). Residue 397 directly contacts the nascent RNA strand,28
suggesting a role for S397R in allowing efficient initiation of iA6
We concurrently evolved T7 RNAP to initiate transcripts with CTP (Supplementary Fig. 10a
). We observed that wild-type T7 RNAP retains significant activity on the iC6
promoter (~50%) both in cells and in vitro
(Supplementary Fig. 10b and 10c
), a surprising observation in light of reports that the enzyme initiates with G at the +2 position if the +1 position is C.25
While the high starting activity precluded large improvements, the most active PACE-evolved variants nevertheless exceeded 100% activity on the iC6
promoter both in cells and in vitro
(Supplementary Fig. 10b and 10c
and Supplementary Results
). RACE analysis of transcripts produced by the most active clone (C6-80.9) confirmed that this enzyme begins transcripts with the template-directed bases (Supplementary Fig. 9b
The three PACE experiments executed 45 to 200 rounds of evolution in 1.5 to 8 days and yielded T7 RNAP variants with activities on their target promoters or templates that exceed or match the activity of the wild-type enzyme transcribing the wild-type T7 promoter both in cells and in vitro. This degree of improvement is especially significant given that for two of the evolved activities, the starting polymerase exhibited virtually no detectable activity.
The evolved A6-36.4 variant of T7 RNAP can initiate transcription from iC6
, and wild-type templates in a template-directed manner with efficiencies comparable to that of wild-type T7 RNAP initiating with the wild-type template (Supplementary Fig. 11
) and sequence fidelity sufficient to mediate the production of functional pIII and LacZ enzyme. These findings suggest that this enzyme, and possibly other PACE-evolved variants, may represent improved, more general T7 RNA polymerases for routine in vitro
and in vivo
The PACE system can be assembled entirely from a modest collection of commercially available equipment (listed in Supplementary Table 3
) and does not require the manufacture of any specialized components.
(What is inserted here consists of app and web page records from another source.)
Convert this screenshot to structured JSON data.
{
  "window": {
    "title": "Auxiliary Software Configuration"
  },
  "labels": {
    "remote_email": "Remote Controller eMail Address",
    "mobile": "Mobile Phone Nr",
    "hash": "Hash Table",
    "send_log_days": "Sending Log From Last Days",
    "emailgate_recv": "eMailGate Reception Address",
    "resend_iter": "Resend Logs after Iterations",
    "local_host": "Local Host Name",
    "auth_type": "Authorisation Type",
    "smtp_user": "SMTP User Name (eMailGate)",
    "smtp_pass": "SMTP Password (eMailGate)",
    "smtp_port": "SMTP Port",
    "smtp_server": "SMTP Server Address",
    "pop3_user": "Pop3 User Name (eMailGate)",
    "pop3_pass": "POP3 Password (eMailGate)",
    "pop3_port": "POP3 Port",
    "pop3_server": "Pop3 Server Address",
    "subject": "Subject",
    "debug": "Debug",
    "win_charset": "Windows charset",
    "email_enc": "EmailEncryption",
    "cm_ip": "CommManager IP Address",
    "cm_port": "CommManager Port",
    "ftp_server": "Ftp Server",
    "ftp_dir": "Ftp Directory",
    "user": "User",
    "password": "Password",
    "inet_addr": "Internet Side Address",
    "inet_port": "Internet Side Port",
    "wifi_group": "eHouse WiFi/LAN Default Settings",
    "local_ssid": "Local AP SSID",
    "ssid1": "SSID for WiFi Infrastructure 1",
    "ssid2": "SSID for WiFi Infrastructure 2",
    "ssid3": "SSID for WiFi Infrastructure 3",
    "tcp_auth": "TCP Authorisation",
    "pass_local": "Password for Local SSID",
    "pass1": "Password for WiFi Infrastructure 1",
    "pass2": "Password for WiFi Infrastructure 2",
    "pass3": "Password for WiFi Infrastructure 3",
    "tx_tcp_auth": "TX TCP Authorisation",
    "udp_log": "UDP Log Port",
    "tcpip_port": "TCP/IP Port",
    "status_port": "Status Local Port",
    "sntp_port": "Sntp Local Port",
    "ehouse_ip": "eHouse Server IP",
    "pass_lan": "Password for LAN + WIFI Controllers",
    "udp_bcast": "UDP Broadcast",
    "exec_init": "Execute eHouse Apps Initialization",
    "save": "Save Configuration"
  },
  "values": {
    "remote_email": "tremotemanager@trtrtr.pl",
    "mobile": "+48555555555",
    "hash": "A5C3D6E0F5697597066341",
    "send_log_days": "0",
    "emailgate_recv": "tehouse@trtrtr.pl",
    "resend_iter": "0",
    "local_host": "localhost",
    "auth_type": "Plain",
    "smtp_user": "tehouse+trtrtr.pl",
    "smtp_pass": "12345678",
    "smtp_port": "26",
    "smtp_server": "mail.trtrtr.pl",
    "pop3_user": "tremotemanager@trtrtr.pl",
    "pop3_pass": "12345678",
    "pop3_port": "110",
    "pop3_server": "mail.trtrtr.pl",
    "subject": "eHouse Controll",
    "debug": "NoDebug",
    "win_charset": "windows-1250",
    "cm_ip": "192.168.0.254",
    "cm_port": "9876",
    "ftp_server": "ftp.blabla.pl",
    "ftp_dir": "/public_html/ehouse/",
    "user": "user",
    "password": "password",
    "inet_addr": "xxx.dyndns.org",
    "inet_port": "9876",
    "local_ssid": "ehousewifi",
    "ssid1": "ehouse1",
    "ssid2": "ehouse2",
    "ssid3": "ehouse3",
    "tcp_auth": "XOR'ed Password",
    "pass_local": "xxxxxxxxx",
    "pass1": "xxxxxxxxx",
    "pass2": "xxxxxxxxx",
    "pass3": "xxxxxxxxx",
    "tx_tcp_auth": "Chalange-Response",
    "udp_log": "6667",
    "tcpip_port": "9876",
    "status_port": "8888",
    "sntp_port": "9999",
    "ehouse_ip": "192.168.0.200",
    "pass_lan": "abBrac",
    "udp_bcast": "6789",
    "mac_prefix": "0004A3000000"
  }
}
The ability to perform dozens of rounds of evolution each day with minimal researcher involvement implies that PACE is particularly well suited to address problems or questions in molecular evolution that require hundreds to thousands of generations, or the execution of many evolution experiments in parallel. More generally, PACE represents the integration and manipulation of many protein and nucleic acid components in a living system to enable the rapid generation of biomolecules with new activities, a significant example and goal of synthetic biology.